Julia v1.5 Testing: Best Practices

Do you think running tests are too slow? Cannot figure out how to do Test Driven Development (TDD) in Julia? Here is a guide.

Erik Engheim
6 min readJan 23, 2021


A lot of programming provide you with ready made solutions where there is one particular way of doing things. In the Julia community the approach is more around supply flexible building blocks from which you can construct whatever solution you want.

Read more: Julia v1.5 Testing: How to Organize Tests.

The advantage of this approach is that you can easily tailor a solution to your particular needs. The downside is that to someone fresh to Julia, it may not be immediately obvious what blocks to combine. One example of this is the Julia testing framework. It is flexible and can easily be tailored to your needs. But that also means it is not immediately obvious how you do many common workflows.

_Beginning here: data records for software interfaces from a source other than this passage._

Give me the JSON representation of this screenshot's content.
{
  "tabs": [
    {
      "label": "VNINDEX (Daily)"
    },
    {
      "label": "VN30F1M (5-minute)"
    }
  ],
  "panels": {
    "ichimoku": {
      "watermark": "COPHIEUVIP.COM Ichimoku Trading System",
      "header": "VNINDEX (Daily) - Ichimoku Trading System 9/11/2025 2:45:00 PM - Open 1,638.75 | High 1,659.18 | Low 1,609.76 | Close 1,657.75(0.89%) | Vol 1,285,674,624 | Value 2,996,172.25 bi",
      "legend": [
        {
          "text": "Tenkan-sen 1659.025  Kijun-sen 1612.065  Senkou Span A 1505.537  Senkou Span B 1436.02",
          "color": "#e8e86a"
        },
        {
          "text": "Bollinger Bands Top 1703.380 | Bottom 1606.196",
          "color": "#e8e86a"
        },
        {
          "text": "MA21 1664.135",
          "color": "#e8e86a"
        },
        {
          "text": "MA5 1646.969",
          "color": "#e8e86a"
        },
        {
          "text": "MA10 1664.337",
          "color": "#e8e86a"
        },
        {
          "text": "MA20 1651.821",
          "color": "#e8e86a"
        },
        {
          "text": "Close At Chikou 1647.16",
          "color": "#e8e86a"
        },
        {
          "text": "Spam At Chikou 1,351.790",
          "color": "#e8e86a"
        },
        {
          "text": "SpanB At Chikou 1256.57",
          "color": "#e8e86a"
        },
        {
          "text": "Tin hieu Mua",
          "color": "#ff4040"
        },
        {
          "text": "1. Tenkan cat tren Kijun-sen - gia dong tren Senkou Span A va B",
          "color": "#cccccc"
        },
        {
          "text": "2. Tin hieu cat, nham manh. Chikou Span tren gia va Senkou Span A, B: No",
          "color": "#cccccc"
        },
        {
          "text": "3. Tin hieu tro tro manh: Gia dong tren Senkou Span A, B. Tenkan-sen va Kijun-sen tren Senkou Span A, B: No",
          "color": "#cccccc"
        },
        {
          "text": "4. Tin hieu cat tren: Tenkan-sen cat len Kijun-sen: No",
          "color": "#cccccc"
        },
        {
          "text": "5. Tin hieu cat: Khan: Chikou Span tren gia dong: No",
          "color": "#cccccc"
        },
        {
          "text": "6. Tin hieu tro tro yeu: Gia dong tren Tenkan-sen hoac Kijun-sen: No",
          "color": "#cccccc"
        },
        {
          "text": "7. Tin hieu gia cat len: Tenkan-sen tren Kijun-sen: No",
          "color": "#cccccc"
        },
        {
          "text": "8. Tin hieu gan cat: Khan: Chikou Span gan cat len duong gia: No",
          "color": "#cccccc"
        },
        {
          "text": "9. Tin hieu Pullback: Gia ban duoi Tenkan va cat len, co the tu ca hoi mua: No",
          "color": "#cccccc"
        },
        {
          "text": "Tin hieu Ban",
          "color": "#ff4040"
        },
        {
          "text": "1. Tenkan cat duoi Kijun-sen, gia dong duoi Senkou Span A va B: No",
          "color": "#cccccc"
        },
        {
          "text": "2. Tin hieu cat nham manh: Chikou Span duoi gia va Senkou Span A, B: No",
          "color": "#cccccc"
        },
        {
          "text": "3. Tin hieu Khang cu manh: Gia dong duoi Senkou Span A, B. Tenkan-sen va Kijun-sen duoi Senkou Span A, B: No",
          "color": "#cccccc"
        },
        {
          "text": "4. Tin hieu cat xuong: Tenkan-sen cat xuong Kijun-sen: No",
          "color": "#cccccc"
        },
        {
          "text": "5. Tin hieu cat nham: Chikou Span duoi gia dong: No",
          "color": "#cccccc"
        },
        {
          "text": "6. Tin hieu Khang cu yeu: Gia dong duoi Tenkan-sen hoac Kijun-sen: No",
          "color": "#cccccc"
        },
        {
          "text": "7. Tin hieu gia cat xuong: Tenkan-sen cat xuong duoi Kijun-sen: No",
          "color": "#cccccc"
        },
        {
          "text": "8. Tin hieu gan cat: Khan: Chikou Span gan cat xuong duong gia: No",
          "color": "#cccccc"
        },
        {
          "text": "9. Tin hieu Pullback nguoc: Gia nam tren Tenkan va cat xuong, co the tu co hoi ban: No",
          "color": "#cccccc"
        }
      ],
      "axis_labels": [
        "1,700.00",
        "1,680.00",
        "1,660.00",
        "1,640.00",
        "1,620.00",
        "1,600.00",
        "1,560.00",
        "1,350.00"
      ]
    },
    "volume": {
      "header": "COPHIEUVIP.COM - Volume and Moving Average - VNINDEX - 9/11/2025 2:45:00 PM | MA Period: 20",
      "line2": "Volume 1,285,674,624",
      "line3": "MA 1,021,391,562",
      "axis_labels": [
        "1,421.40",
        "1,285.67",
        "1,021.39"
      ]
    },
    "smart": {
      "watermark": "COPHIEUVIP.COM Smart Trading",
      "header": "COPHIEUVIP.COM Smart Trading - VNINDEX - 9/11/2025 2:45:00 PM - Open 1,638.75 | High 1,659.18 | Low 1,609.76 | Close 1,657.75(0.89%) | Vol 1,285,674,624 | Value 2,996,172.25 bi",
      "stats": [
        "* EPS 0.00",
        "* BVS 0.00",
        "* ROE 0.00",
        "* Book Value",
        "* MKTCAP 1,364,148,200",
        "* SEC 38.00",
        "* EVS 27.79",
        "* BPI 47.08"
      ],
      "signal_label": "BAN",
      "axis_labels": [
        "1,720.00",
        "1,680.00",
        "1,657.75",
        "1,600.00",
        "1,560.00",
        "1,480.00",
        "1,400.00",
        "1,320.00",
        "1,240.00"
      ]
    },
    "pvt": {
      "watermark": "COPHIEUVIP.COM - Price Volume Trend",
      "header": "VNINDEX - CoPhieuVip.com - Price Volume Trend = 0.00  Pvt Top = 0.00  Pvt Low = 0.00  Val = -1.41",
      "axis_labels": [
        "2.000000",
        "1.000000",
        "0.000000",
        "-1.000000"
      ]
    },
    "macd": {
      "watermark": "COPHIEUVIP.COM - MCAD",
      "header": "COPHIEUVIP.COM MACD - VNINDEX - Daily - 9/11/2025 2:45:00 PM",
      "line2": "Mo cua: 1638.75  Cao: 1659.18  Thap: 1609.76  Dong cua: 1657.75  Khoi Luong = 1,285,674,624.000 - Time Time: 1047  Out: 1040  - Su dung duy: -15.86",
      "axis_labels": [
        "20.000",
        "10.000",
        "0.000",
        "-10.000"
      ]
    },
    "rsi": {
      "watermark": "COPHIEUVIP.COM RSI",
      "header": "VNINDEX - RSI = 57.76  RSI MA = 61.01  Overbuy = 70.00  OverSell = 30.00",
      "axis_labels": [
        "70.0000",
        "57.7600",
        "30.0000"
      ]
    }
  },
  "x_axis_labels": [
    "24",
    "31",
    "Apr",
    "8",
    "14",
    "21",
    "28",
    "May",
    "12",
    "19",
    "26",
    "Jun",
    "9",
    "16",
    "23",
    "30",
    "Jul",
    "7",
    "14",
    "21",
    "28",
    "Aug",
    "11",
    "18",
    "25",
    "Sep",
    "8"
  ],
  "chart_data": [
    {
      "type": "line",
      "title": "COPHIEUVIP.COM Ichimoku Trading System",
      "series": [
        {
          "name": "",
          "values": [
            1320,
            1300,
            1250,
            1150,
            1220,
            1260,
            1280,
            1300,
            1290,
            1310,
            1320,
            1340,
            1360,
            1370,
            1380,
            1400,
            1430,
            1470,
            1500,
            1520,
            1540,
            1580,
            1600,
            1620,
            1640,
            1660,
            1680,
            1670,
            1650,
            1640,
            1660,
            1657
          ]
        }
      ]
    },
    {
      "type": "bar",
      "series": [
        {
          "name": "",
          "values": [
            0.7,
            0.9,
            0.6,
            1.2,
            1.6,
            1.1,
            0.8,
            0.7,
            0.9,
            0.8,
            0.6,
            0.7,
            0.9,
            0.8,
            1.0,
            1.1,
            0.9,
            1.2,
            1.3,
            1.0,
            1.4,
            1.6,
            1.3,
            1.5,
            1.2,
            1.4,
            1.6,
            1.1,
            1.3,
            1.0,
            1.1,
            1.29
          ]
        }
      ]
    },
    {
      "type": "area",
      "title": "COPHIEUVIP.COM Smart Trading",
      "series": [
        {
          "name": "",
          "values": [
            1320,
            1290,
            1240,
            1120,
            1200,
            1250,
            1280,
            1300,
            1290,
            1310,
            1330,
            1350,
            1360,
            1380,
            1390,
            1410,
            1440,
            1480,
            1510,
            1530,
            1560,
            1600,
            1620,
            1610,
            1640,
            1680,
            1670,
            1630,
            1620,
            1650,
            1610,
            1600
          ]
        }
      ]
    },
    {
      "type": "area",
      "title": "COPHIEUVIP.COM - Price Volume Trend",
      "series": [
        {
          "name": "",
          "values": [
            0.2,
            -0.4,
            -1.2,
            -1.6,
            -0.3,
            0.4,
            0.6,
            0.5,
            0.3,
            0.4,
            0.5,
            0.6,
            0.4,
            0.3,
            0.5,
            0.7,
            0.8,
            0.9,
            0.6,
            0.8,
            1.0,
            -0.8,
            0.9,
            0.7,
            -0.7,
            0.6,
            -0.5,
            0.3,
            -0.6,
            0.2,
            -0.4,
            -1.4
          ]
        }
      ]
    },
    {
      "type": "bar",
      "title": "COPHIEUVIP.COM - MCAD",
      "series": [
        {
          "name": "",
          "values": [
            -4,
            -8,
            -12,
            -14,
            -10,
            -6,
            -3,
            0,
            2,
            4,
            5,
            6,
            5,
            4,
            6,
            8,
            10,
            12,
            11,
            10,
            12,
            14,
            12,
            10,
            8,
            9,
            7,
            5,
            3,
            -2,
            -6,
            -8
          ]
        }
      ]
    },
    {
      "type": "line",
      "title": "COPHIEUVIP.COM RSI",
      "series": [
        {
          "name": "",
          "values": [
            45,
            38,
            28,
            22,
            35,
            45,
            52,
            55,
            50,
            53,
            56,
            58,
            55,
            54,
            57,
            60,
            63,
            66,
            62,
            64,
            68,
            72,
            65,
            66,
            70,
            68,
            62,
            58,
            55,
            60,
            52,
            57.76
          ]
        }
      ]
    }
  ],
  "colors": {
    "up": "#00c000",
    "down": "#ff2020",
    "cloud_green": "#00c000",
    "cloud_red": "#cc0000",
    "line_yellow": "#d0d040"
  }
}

In this story I aim to show you patterns to follow for different use cases such as:

  • A thorough, correct and complete test run of a package. What you may want to do after downloading a new package you are uncertain about, or the kind of test you run at the end of day of coding.
  • Regular testing that you do with some frequency while developing.
  • Rapid iteration testing for when you run tests really frequently. E.g. because you follow TDD (Test Driven Development). In this case individual tests you are adding need to run fast, because they are run a lot.

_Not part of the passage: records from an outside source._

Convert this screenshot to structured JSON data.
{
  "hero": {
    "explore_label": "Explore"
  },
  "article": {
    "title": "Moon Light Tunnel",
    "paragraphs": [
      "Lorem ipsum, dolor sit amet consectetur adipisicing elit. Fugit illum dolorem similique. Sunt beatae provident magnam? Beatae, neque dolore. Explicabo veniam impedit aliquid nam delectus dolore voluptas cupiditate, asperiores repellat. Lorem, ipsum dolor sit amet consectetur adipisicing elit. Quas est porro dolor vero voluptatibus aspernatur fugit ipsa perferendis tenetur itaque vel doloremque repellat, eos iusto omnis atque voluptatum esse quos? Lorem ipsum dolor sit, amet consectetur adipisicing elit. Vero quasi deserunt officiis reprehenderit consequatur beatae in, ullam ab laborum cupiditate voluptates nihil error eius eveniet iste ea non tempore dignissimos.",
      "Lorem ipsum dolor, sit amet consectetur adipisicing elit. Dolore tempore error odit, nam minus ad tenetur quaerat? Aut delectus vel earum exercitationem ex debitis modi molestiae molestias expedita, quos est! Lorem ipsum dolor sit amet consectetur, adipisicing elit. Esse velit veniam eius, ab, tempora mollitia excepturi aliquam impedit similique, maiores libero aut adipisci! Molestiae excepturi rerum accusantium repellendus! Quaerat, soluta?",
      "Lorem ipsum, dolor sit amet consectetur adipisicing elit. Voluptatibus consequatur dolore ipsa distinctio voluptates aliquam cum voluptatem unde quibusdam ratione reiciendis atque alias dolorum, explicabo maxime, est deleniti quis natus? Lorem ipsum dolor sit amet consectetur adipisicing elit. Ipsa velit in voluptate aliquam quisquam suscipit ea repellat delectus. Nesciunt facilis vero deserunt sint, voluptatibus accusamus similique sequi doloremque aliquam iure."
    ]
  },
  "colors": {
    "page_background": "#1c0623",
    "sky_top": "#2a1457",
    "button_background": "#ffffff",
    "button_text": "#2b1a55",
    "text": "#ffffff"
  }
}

Infrequent and Correct Testing

Say you are developing a package named Foobar which you want to test.

Minor digression. Anyone wondering about the name Foobar? It is just a nonsense word used by us programmers. Whenever you see the words foo, bar, baz and foobar you should know these are just placeholder names. You are meant to fill in something more useful.

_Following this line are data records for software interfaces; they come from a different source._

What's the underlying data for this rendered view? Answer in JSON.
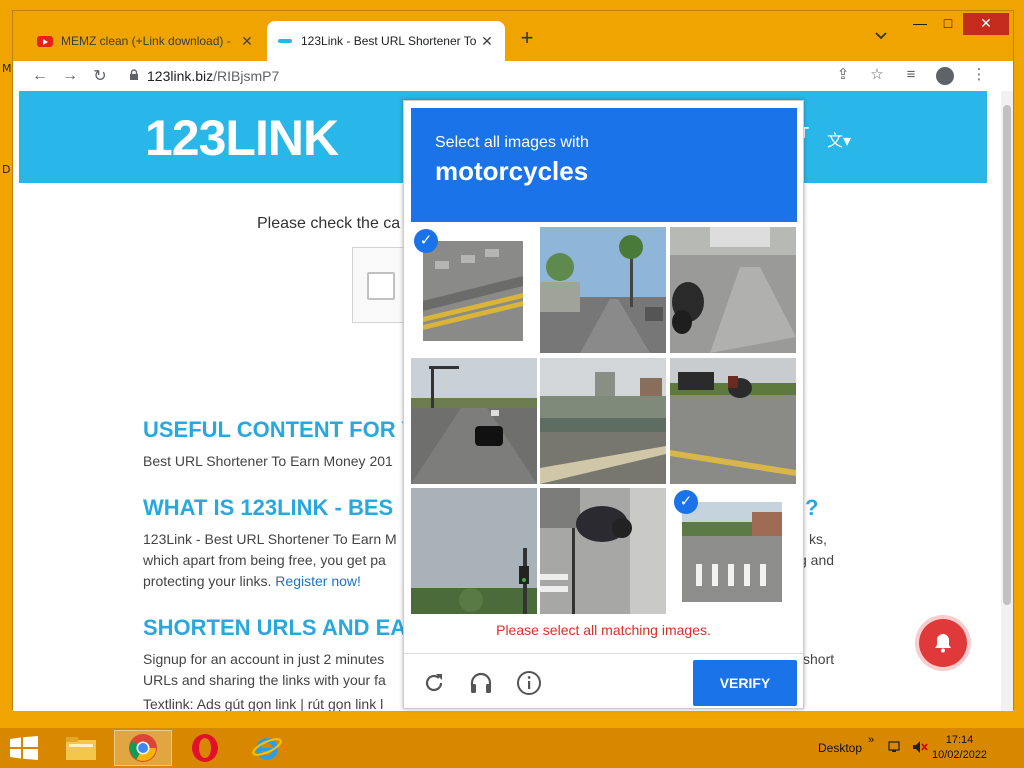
{
  "desktop": {
    "label_top": "M",
    "label_mid": "D"
  },
  "tabs": [
    {
      "title": "MEMZ clean (+Link download) -",
      "close": "✕"
    },
    {
      "title": "123Link - Best URL Shortener To",
      "close": "✕"
    }
  ],
  "newtab": "+",
  "window_controls": {
    "minimize": "—",
    "maximize": "□",
    "close": "✕"
  },
  "toolbar": {
    "url_host": "123link.biz",
    "url_path": "/RIBjsmP7"
  },
  "site": {
    "logo": "123LINK",
    "header_right": "T",
    "captcha_prompt": "Please check the ca",
    "sections": [
      {
        "heading": "USEFUL CONTENT FOR Y",
        "text": "Best URL Shortener To Earn Money 201"
      },
      {
        "heading": "WHAT IS 123LINK - BES",
        "heading_tail": "?",
        "line1": "123Link - Best URL Shortener To Earn M",
        "line1_tail": "ks,",
        "line2": "which apart from being free, you get pa",
        "line2_tail": "g and",
        "line3": "protecting your links. ",
        "link": "Register now!"
      },
      {
        "heading": "SHORTEN URLS AND EA",
        "line1": "Signup for an account in just 2 minutes",
        "line1_tail": "short",
        "line2": "URLs and sharing the links with your fa",
        "line3": "Textlink: Ads gút gọn link | rút gọn link l"
      }
    ]
  },
  "recaptcha": {
    "instruction": "Select all images with",
    "target": "motorcycles",
    "tiles": [
      {
        "selected": true
      },
      {
        "selected": false
      },
      {
        "selected": false
      },
      {
        "selected": false
      },
      {
        "selected": false
      },
      {
        "selected": false
      },
      {
        "selected": false
      },
      {
        "selected": false
      },
      {
        "selected": true
      }
    ],
    "error": "Please select all matching images.",
    "verify_label": "VERIFY"
  },
  "taskbar": {
    "desktop_label": "Desktop",
    "time": "17:14",
    "date": "10/02/2022"
  }
}
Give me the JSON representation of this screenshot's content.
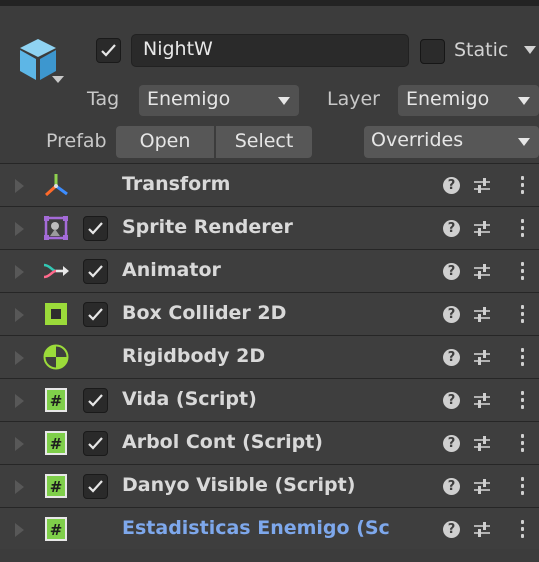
{
  "header": {
    "name": "NightW",
    "active_checked": true,
    "static_label": "Static",
    "static_checked": false,
    "tag_label": "Tag",
    "tag_value": "Enemigo",
    "layer_label": "Layer",
    "layer_value": "Enemigo",
    "prefab_label": "Prefab",
    "open_label": "Open",
    "select_label": "Select",
    "overrides_label": "Overrides"
  },
  "components": [
    {
      "label": "Transform",
      "icon": "transform-icon",
      "has_checkbox": false
    },
    {
      "label": "Sprite Renderer",
      "icon": "sprite-renderer-icon",
      "has_checkbox": true,
      "checked": true
    },
    {
      "label": "Animator",
      "icon": "animator-icon",
      "has_checkbox": true,
      "checked": true
    },
    {
      "label": "Box Collider 2D",
      "icon": "box-collider-icon",
      "has_checkbox": true,
      "checked": true
    },
    {
      "label": "Rigidbody 2D",
      "icon": "rigidbody-icon",
      "has_checkbox": false
    },
    {
      "label": "Vida (Script)",
      "icon": "script-icon",
      "has_checkbox": true,
      "checked": true
    },
    {
      "label": "Arbol Cont (Script)",
      "icon": "script-icon",
      "has_checkbox": true,
      "checked": true
    },
    {
      "label": "Danyo Visible (Script)",
      "icon": "script-icon",
      "has_checkbox": true,
      "checked": true
    },
    {
      "label": "Estadisticas Enemigo (Sc",
      "icon": "script-icon",
      "has_checkbox": false,
      "added_override": true
    }
  ],
  "row_help_glyph": "?",
  "colors": {
    "background": "#3c3c3c",
    "row_bg": "#3e3e3e",
    "override_label": "#7ea8ec",
    "cube_icon": "#6ec3ec",
    "collider_green": "#9bdb3a",
    "script_green": "#7fcf4a"
  }
}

Anyway this is the steps a Julia beginner may take to run their first package tests:

$ cd Foobar
$ julia
julia> ]
(@v1.5) pkg>
(@v1.5) pkg> activate .
(Foobar) pkg>
(Foobar) pkg> test
Testing Foobar



Erik Engheim

Geek dad, living in Oslo, Norway with passion for UX, Julia programming, science, teaching, reading and writing.